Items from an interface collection
★ ★ ★ ★

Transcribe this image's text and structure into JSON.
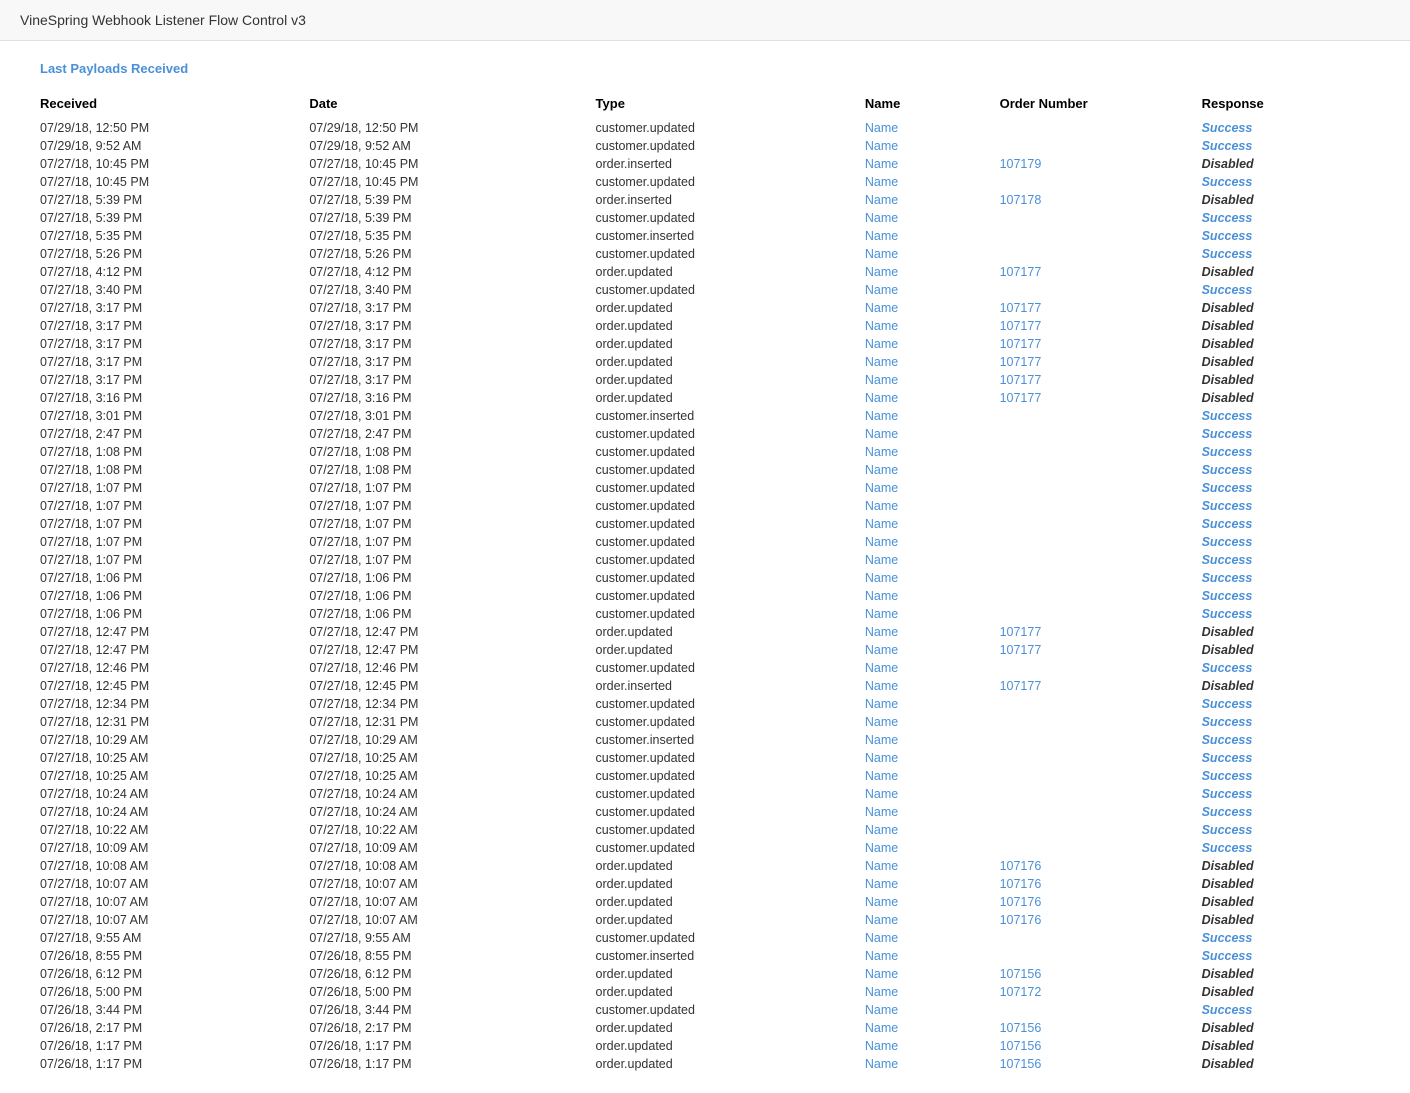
{
  "header": {
    "title": "VineSpring Webhook Listener Flow Control v3"
  },
  "section": {
    "title": "Last Payloads Received"
  },
  "table": {
    "columns": [
      "Received",
      "Date",
      "Type",
      "Name",
      "Order Number",
      "Response"
    ],
    "rows": [
      {
        "received": "07/29/18, 12:50 PM",
        "date": "07/29/18, 12:50 PM",
        "type": "customer.updated",
        "name": "Name",
        "order": "",
        "response": "Success"
      },
      {
        "received": "07/29/18, 9:52 AM",
        "date": "07/29/18, 9:52 AM",
        "type": "customer.updated",
        "name": "Name",
        "order": "",
        "response": "Success"
      },
      {
        "received": "07/27/18, 10:45 PM",
        "date": "07/27/18, 10:45 PM",
        "type": "order.inserted",
        "name": "Name",
        "order": "107179",
        "response": "Disabled"
      },
      {
        "received": "07/27/18, 10:45 PM",
        "date": "07/27/18, 10:45 PM",
        "type": "customer.updated",
        "name": "Name",
        "order": "",
        "response": "Success"
      },
      {
        "received": "07/27/18, 5:39 PM",
        "date": "07/27/18, 5:39 PM",
        "type": "order.inserted",
        "name": "Name",
        "order": "107178",
        "response": "Disabled"
      },
      {
        "received": "07/27/18, 5:39 PM",
        "date": "07/27/18, 5:39 PM",
        "type": "customer.updated",
        "name": "Name",
        "order": "",
        "response": "Success"
      },
      {
        "received": "07/27/18, 5:35 PM",
        "date": "07/27/18, 5:35 PM",
        "type": "customer.inserted",
        "name": "Name",
        "order": "",
        "response": "Success"
      },
      {
        "received": "07/27/18, 5:26 PM",
        "date": "07/27/18, 5:26 PM",
        "type": "customer.updated",
        "name": "Name",
        "order": "",
        "response": "Success"
      },
      {
        "received": "07/27/18, 4:12 PM",
        "date": "07/27/18, 4:12 PM",
        "type": "order.updated",
        "name": "Name",
        "order": "107177",
        "response": "Disabled"
      },
      {
        "received": "07/27/18, 3:40 PM",
        "date": "07/27/18, 3:40 PM",
        "type": "customer.updated",
        "name": "Name",
        "order": "",
        "response": "Success"
      },
      {
        "received": "07/27/18, 3:17 PM",
        "date": "07/27/18, 3:17 PM",
        "type": "order.updated",
        "name": "Name",
        "order": "107177",
        "response": "Disabled"
      },
      {
        "received": "07/27/18, 3:17 PM",
        "date": "07/27/18, 3:17 PM",
        "type": "order.updated",
        "name": "Name",
        "order": "107177",
        "response": "Disabled"
      },
      {
        "received": "07/27/18, 3:17 PM",
        "date": "07/27/18, 3:17 PM",
        "type": "order.updated",
        "name": "Name",
        "order": "107177",
        "response": "Disabled"
      },
      {
        "received": "07/27/18, 3:17 PM",
        "date": "07/27/18, 3:17 PM",
        "type": "order.updated",
        "name": "Name",
        "order": "107177",
        "response": "Disabled"
      },
      {
        "received": "07/27/18, 3:17 PM",
        "date": "07/27/18, 3:17 PM",
        "type": "order.updated",
        "name": "Name",
        "order": "107177",
        "response": "Disabled"
      },
      {
        "received": "07/27/18, 3:16 PM",
        "date": "07/27/18, 3:16 PM",
        "type": "order.updated",
        "name": "Name",
        "order": "107177",
        "response": "Disabled"
      },
      {
        "received": "07/27/18, 3:01 PM",
        "date": "07/27/18, 3:01 PM",
        "type": "customer.inserted",
        "name": "Name",
        "order": "",
        "response": "Success"
      },
      {
        "received": "07/27/18, 2:47 PM",
        "date": "07/27/18, 2:47 PM",
        "type": "customer.updated",
        "name": "Name",
        "order": "",
        "response": "Success"
      },
      {
        "received": "07/27/18, 1:08 PM",
        "date": "07/27/18, 1:08 PM",
        "type": "customer.updated",
        "name": "Name",
        "order": "",
        "response": "Success"
      },
      {
        "received": "07/27/18, 1:08 PM",
        "date": "07/27/18, 1:08 PM",
        "type": "customer.updated",
        "name": "Name",
        "order": "",
        "response": "Success"
      },
      {
        "received": "07/27/18, 1:07 PM",
        "date": "07/27/18, 1:07 PM",
        "type": "customer.updated",
        "name": "Name",
        "order": "",
        "response": "Success"
      },
      {
        "received": "07/27/18, 1:07 PM",
        "date": "07/27/18, 1:07 PM",
        "type": "customer.updated",
        "name": "Name",
        "order": "",
        "response": "Success"
      },
      {
        "received": "07/27/18, 1:07 PM",
        "date": "07/27/18, 1:07 PM",
        "type": "customer.updated",
        "name": "Name",
        "order": "",
        "response": "Success"
      },
      {
        "received": "07/27/18, 1:07 PM",
        "date": "07/27/18, 1:07 PM",
        "type": "customer.updated",
        "name": "Name",
        "order": "",
        "response": "Success"
      },
      {
        "received": "07/27/18, 1:07 PM",
        "date": "07/27/18, 1:07 PM",
        "type": "customer.updated",
        "name": "Name",
        "order": "",
        "response": "Success"
      },
      {
        "received": "07/27/18, 1:06 PM",
        "date": "07/27/18, 1:06 PM",
        "type": "customer.updated",
        "name": "Name",
        "order": "",
        "response": "Success"
      },
      {
        "received": "07/27/18, 1:06 PM",
        "date": "07/27/18, 1:06 PM",
        "type": "customer.updated",
        "name": "Name",
        "order": "",
        "response": "Success"
      },
      {
        "received": "07/27/18, 1:06 PM",
        "date": "07/27/18, 1:06 PM",
        "type": "customer.updated",
        "name": "Name",
        "order": "",
        "response": "Success"
      },
      {
        "received": "07/27/18, 12:47 PM",
        "date": "07/27/18, 12:47 PM",
        "type": "order.updated",
        "name": "Name",
        "order": "107177",
        "response": "Disabled"
      },
      {
        "received": "07/27/18, 12:47 PM",
        "date": "07/27/18, 12:47 PM",
        "type": "order.updated",
        "name": "Name",
        "order": "107177",
        "response": "Disabled"
      },
      {
        "received": "07/27/18, 12:46 PM",
        "date": "07/27/18, 12:46 PM",
        "type": "customer.updated",
        "name": "Name",
        "order": "",
        "response": "Success"
      },
      {
        "received": "07/27/18, 12:45 PM",
        "date": "07/27/18, 12:45 PM",
        "type": "order.inserted",
        "name": "Name",
        "order": "107177",
        "response": "Disabled"
      },
      {
        "received": "07/27/18, 12:34 PM",
        "date": "07/27/18, 12:34 PM",
        "type": "customer.updated",
        "name": "Name",
        "order": "",
        "response": "Success"
      },
      {
        "received": "07/27/18, 12:31 PM",
        "date": "07/27/18, 12:31 PM",
        "type": "customer.updated",
        "name": "Name",
        "order": "",
        "response": "Success"
      },
      {
        "received": "07/27/18, 10:29 AM",
        "date": "07/27/18, 10:29 AM",
        "type": "customer.inserted",
        "name": "Name",
        "order": "",
        "response": "Success"
      },
      {
        "received": "07/27/18, 10:25 AM",
        "date": "07/27/18, 10:25 AM",
        "type": "customer.updated",
        "name": "Name",
        "order": "",
        "response": "Success"
      },
      {
        "received": "07/27/18, 10:25 AM",
        "date": "07/27/18, 10:25 AM",
        "type": "customer.updated",
        "name": "Name",
        "order": "",
        "response": "Success"
      },
      {
        "received": "07/27/18, 10:24 AM",
        "date": "07/27/18, 10:24 AM",
        "type": "customer.updated",
        "name": "Name",
        "order": "",
        "response": "Success"
      },
      {
        "received": "07/27/18, 10:24 AM",
        "date": "07/27/18, 10:24 AM",
        "type": "customer.updated",
        "name": "Name",
        "order": "",
        "response": "Success"
      },
      {
        "received": "07/27/18, 10:22 AM",
        "date": "07/27/18, 10:22 AM",
        "type": "customer.updated",
        "name": "Name",
        "order": "",
        "response": "Success"
      },
      {
        "received": "07/27/18, 10:09 AM",
        "date": "07/27/18, 10:09 AM",
        "type": "customer.updated",
        "name": "Name",
        "order": "",
        "response": "Success"
      },
      {
        "received": "07/27/18, 10:08 AM",
        "date": "07/27/18, 10:08 AM",
        "type": "order.updated",
        "name": "Name",
        "order": "107176",
        "response": "Disabled"
      },
      {
        "received": "07/27/18, 10:07 AM",
        "date": "07/27/18, 10:07 AM",
        "type": "order.updated",
        "name": "Name",
        "order": "107176",
        "response": "Disabled"
      },
      {
        "received": "07/27/18, 10:07 AM",
        "date": "07/27/18, 10:07 AM",
        "type": "order.updated",
        "name": "Name",
        "order": "107176",
        "response": "Disabled"
      },
      {
        "received": "07/27/18, 10:07 AM",
        "date": "07/27/18, 10:07 AM",
        "type": "order.updated",
        "name": "Name",
        "order": "107176",
        "response": "Disabled"
      },
      {
        "received": "07/27/18, 9:55 AM",
        "date": "07/27/18, 9:55 AM",
        "type": "customer.updated",
        "name": "Name",
        "order": "",
        "response": "Success"
      },
      {
        "received": "07/26/18, 8:55 PM",
        "date": "07/26/18, 8:55 PM",
        "type": "customer.inserted",
        "name": "Name",
        "order": "",
        "response": "Success"
      },
      {
        "received": "07/26/18, 6:12 PM",
        "date": "07/26/18, 6:12 PM",
        "type": "order.updated",
        "name": "Name",
        "order": "107156",
        "response": "Disabled"
      },
      {
        "received": "07/26/18, 5:00 PM",
        "date": "07/26/18, 5:00 PM",
        "type": "order.updated",
        "name": "Name",
        "order": "107172",
        "response": "Disabled"
      },
      {
        "received": "07/26/18, 3:44 PM",
        "date": "07/26/18, 3:44 PM",
        "type": "customer.updated",
        "name": "Name",
        "order": "",
        "response": "Success"
      },
      {
        "received": "07/26/18, 2:17 PM",
        "date": "07/26/18, 2:17 PM",
        "type": "order.updated",
        "name": "Name",
        "order": "107156",
        "response": "Disabled"
      },
      {
        "received": "07/26/18, 1:17 PM",
        "date": "07/26/18, 1:17 PM",
        "type": "order.updated",
        "name": "Name",
        "order": "107156",
        "response": "Disabled"
      },
      {
        "received": "07/26/18, 1:17 PM",
        "date": "07/26/18, 1:17 PM",
        "type": "order.updated",
        "name": "Name",
        "order": "107156",
        "response": "Disabled"
      }
    ]
  }
}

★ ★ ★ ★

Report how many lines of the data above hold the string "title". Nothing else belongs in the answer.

2